The program initially rolled out March 23 and gives students access to curriculum in core subjects by grade level, including fine arts, life skills, foreign languages and physical education. While most students are accessing the program online, packets have been made available to those who do not have adequate technology at home.
Community Impact Newspaper asked local residents via Nextdoor how the new program was going so far.
Some parents said they appreciate the program’s flexibility and the option for students to work at their own pace. Others said they have been disappointed in the curriculum available and have struggled to navigate the website.
For parents looking for additional support or personalized tutoring sessions for their children, some local businesses are offering live services online. Natalie Hawkins, director of education for Sylvan of Cypress, is offering free assessments and 25% off all sessions while local schools are closed. Email firstname.lastname@example.org or call 800-338-2283 for more information.
Advice for parents
Melissa Dawn Gatlin, associate professor of education at Lone Star College-University Park, offered advice to parents supporting their students academically during this time.
“I would tell parents to be patient and keep a positive attitude,” Gatlin said in a statement. “Children look to adults to gauge how they are supposed react to new situations. Stay calm and your child will be less anxious about learning in a new way.”
Gatlin said creating a space for students to be productive from home is one key to their success. Older students might work best in their bedroom, while the dining room table might be a better fit for younger children who need additional guidance, she said.

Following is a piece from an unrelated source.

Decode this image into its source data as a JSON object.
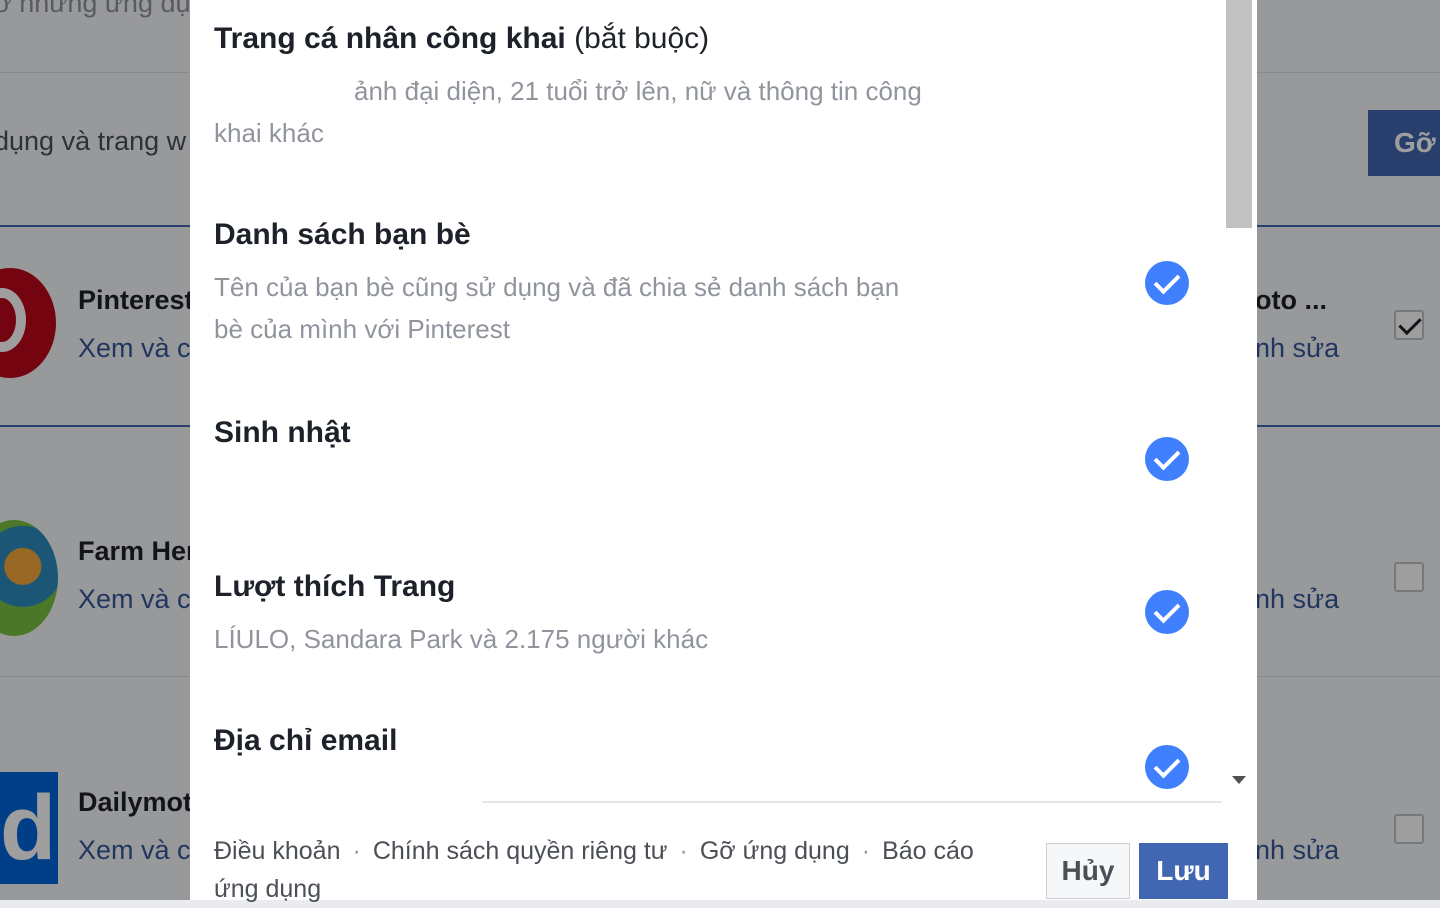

It is also important for parents to be in communication with teachers on a regular basis. As teachers are also adjusting the way they do their jobs from home, Gatlin said parents should be patient with their child’s teachers and with themselves.

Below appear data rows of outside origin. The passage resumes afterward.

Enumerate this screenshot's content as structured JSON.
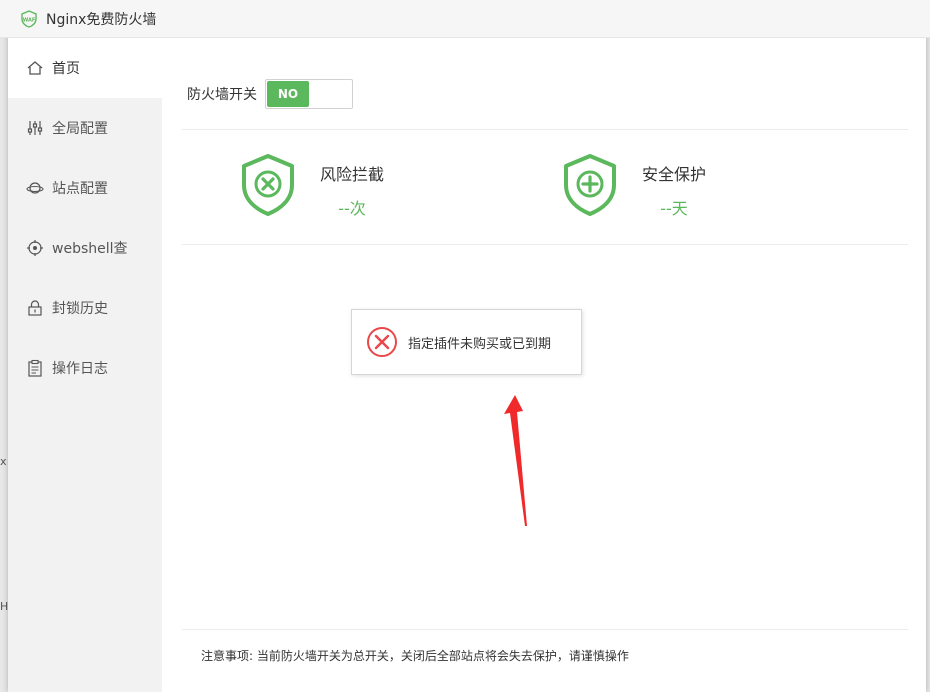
{
  "window": {
    "title": "Nginx免费防火墙",
    "logo_icon": "waf-shield-logo"
  },
  "backdrop": {
    "peek_x": "x",
    "peek_h": "H"
  },
  "sidebar": {
    "items": [
      {
        "label": "首页",
        "icon": "home-icon",
        "active": true
      },
      {
        "label": "全局配置",
        "icon": "sliders-icon",
        "active": false
      },
      {
        "label": "站点配置",
        "icon": "planet-icon",
        "active": false
      },
      {
        "label": "webshell查",
        "icon": "target-icon",
        "active": false
      },
      {
        "label": "封锁历史",
        "icon": "lock-icon",
        "active": false
      },
      {
        "label": "操作日志",
        "icon": "clipboard-icon",
        "active": false
      }
    ]
  },
  "main": {
    "switch": {
      "label": "防火墙开关",
      "state": "NO"
    },
    "stats": [
      {
        "label": "风险拦截",
        "value": "--次",
        "icon": "shield-x-icon"
      },
      {
        "label": "安全保护",
        "value": "--天",
        "icon": "shield-plus-icon"
      }
    ],
    "popup": {
      "message": "指定插件未购买或已到期",
      "icon": "error-circle-icon"
    },
    "notice": "注意事项: 当前防火墙开关为总开关，关闭后全部站点将会失去保护，请谨慎操作"
  },
  "colors": {
    "accent": "#5cb85c",
    "error": "#e9474a",
    "arrow": "#f0292a"
  }
}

“Do not feel like you have the weight of the world on your shoulders,” she said. “Children are resilient. They can rise above struggles and continue to learn.”